#### WORK ITEM:
Each line below should be reproduced without any alteration.

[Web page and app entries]
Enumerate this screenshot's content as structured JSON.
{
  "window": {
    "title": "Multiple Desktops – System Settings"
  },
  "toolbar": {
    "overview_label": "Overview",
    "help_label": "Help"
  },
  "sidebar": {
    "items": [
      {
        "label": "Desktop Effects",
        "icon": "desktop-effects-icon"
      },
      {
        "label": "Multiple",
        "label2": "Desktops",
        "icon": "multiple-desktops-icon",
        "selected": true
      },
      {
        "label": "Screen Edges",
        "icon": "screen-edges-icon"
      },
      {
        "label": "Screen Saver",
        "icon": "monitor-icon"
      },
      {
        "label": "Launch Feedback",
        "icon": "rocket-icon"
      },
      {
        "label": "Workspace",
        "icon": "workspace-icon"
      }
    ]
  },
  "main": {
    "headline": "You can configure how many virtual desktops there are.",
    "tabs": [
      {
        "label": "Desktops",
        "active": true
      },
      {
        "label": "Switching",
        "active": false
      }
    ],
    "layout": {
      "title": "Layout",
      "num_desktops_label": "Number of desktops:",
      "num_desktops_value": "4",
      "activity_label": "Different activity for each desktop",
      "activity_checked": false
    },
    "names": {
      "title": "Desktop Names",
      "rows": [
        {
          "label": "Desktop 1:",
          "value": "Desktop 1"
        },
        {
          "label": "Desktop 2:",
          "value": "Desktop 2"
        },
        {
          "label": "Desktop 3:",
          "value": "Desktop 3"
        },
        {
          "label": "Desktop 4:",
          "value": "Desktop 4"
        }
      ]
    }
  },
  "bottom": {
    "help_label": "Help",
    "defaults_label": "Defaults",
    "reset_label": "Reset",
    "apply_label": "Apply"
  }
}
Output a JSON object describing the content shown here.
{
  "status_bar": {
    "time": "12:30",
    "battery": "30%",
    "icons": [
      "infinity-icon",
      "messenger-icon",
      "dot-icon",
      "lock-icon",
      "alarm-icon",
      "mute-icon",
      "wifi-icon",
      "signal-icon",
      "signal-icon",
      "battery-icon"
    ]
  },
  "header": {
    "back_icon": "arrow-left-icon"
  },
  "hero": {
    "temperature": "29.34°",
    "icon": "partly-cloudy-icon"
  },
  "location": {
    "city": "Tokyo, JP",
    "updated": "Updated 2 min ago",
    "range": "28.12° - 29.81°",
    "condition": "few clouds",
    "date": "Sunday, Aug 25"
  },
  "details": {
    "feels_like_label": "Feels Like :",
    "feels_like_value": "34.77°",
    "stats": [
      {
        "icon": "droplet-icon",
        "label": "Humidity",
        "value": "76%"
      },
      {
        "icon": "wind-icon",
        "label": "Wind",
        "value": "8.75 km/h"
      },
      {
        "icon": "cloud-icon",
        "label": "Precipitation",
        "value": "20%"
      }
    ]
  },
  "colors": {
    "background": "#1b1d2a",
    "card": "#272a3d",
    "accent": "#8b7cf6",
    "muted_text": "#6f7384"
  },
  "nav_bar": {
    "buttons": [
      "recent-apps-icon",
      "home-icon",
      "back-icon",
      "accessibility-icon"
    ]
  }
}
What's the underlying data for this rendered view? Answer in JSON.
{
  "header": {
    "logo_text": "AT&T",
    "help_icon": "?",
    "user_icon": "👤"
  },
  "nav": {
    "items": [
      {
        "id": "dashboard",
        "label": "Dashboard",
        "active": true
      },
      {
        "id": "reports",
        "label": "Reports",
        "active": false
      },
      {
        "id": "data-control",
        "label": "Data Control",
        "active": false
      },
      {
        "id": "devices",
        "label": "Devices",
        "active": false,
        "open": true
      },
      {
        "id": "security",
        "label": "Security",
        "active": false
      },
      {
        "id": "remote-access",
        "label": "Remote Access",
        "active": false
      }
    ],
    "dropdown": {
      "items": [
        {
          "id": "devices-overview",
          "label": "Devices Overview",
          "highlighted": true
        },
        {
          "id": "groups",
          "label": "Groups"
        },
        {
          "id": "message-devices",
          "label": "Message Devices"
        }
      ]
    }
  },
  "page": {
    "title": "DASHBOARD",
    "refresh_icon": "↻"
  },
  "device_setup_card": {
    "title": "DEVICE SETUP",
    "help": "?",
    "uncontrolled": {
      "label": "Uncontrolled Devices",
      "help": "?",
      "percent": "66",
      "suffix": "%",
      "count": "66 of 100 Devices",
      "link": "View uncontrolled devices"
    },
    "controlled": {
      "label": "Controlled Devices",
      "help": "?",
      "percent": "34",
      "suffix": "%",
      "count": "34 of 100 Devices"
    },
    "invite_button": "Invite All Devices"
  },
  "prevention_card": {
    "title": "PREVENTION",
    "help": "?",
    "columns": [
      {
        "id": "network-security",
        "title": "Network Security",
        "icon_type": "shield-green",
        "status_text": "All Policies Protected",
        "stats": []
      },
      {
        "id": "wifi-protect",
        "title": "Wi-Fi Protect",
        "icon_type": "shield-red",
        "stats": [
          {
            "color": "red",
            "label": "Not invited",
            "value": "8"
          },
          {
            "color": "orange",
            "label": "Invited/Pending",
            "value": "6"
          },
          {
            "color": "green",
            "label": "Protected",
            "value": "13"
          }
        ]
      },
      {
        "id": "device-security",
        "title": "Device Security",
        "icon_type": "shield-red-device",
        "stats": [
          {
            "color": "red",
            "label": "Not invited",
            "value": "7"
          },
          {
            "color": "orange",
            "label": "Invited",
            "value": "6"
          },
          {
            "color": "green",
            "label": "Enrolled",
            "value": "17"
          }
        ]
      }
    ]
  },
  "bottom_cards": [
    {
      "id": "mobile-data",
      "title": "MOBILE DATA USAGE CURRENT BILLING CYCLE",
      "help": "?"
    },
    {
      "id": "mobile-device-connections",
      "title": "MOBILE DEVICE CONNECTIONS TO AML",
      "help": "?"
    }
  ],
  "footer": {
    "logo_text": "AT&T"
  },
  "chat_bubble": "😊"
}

#### YOUR RESPONSE:
Enumerate this screenshot's content as structured JSON.
{
  "window": {
    "title": "Multiple Desktops – System Settings"
  },
  "toolbar": {
    "overview_label": "Overview",
    "help_label": "Help"
  },
  "sidebar": {
    "items": [
      {
        "label": "Desktop Effects",
        "icon": "desktop-effects-icon"
      },
      {
        "label": "Multiple",
        "label2": "Desktops",
        "icon": "multiple-desktops-icon",
        "selected": true
      },
      {
        "label": "Screen Edges",
        "icon": "screen-edges-icon"
      },
      {
        "label": "Screen Saver",
        "icon": "monitor-icon"
      },
      {
        "label": "Launch Feedback",
        "icon": "rocket-icon"
      },
      {
        "label": "Workspace",
        "icon": "workspace-icon"
      }
    ]
  },
  "main": {
    "headline": "You can configure how many virtual desktops there are.",
    "tabs": [
      {
        "label": "Desktops",
        "active": true
      },
      {
        "label": "Switching",
        "active": false
      }
    ],
    "layout": {
      "title": "Layout",
      "num_desktops_label": "Number of desktops:",
      "num_desktops_value": "4",
      "activity_label": "Different activity for each desktop",
      "activity_checked": false
    },
    "names": {
      "title": "Desktop Names",
      "rows": [
        {
          "label": "Desktop 1:",
          "value": "Desktop 1"
        },
        {
          "label": "Desktop 2:",
          "value": "Desktop 2"
        },
        {
          "label": "Desktop 3:",
          "value": "Desktop 3"
        },
        {
          "label": "Desktop 4:",
          "value": "Desktop 4"
        }
      ]
    }
  },
  "bottom": {
    "help_label": "Help",
    "defaults_label": "Defaults",
    "reset_label": "Reset",
    "apply_label": "Apply"
  }
}
Output a JSON object describing the content shown here.
{
  "status_bar": {
    "time": "12:30",
    "battery": "30%",
    "icons": [
      "infinity-icon",
      "messenger-icon",
      "dot-icon",
      "lock-icon",
      "alarm-icon",
      "mute-icon",
      "wifi-icon",
      "signal-icon",
      "signal-icon",
      "battery-icon"
    ]
  },
  "header": {
    "back_icon": "arrow-left-icon"
  },
  "hero": {
    "temperature": "29.34°",
    "icon": "partly-cloudy-icon"
  },
  "location": {
    "city": "Tokyo, JP",
    "updated": "Updated 2 min ago",
    "range": "28.12° - 29.81°",
    "condition": "few clouds",
    "date": "Sunday, Aug 25"
  },
  "details": {
    "feels_like_label": "Feels Like :",
    "feels_like_value": "34.77°",
    "stats": [
      {
        "icon": "droplet-icon",
        "label": "Humidity",
        "value": "76%"
      },
      {
        "icon": "wind-icon",
        "label": "Wind",
        "value": "8.75 km/h"
      },
      {
        "icon": "cloud-icon",
        "label": "Precipitation",
        "value": "20%"
      }
    ]
  },
  "colors": {
    "background": "#1b1d2a",
    "card": "#272a3d",
    "accent": "#8b7cf6",
    "muted_text": "#6f7384"
  },
  "nav_bar": {
    "buttons": [
      "recent-apps-icon",
      "home-icon",
      "back-icon",
      "accessibility-icon"
    ]
  }
}
What's the underlying data for this rendered view? Answer in JSON.
{
  "header": {
    "logo_text": "AT&T",
    "help_icon": "?",
    "user_icon": "👤"
  },
  "nav": {
    "items": [
      {
        "id": "dashboard",
        "label": "Dashboard",
        "active": true
      },
      {
        "id": "reports",
        "label": "Reports",
        "active": false
      },
      {
        "id": "data-control",
        "label": "Data Control",
        "active": false
      },
      {
        "id": "devices",
        "label": "Devices",
        "active": false,
        "open": true
      },
      {
        "id": "security",
        "label": "Security",
        "active": false
      },
      {
        "id": "remote-access",
        "label": "Remote Access",
        "active": false
      }
    ],
    "dropdown": {
      "items": [
        {
          "id": "devices-overview",
          "label": "Devices Overview",
          "highlighted": true
        },
        {
          "id": "groups",
          "label": "Groups"
        },
        {
          "id": "message-devices",
          "label": "Message Devices"
        }
      ]
    }
  },
  "page": {
    "title": "DASHBOARD",
    "refresh_icon": "↻"
  },
  "device_setup_card": {
    "title": "DEVICE SETUP",
    "help": "?",
    "uncontrolled": {
      "label": "Uncontrolled Devices",
      "help": "?",
      "percent": "66",
      "suffix": "%",
      "count": "66 of 100 Devices",
      "link": "View uncontrolled devices"
    },
    "controlled": {
      "label": "Controlled Devices",
      "help": "?",
      "percent": "34",
      "suffix": "%",
      "count": "34 of 100 Devices"
    },
    "invite_button": "Invite All Devices"
  },
  "prevention_card": {
    "title": "PREVENTION",
    "help": "?",
    "columns": [
      {
        "id": "network-security",
        "title": "Network Security",
        "icon_type": "shield-green",
        "status_text": "All Policies Protected",
        "stats": []
      },
      {
        "id": "wifi-protect",
        "title": "Wi-Fi Protect",
        "icon_type": "shield-red",
        "stats": [
          {
            "color": "red",
            "label": "Not invited",
            "value": "8"
          },
          {
            "color": "orange",
            "label": "Invited/Pending",
            "value": "6"
          },
          {
            "color": "green",
            "label": "Protected",
            "value": "13"
          }
        ]
      },
      {
        "id": "device-security",
        "title": "Device Security",
        "icon_type": "shield-red-device",
        "stats": [
          {
            "color": "red",
            "label": "Not invited",
            "value": "7"
          },
          {
            "color": "orange",
            "label": "Invited",
            "value": "6"
          },
          {
            "color": "green",
            "label": "Enrolled",
            "value": "17"
          }
        ]
      }
    ]
  },
  "bottom_cards": [
    {
      "id": "mobile-data",
      "title": "MOBILE DATA USAGE CURRENT BILLING CYCLE",
      "help": "?"
    },
    {
      "id": "mobile-device-connections",
      "title": "MOBILE DEVICE CONNECTIONS TO AML",
      "help": "?"
    }
  ],
  "footer": {
    "logo_text": "AT&T"
  },
  "chat_bubble": "😊"
}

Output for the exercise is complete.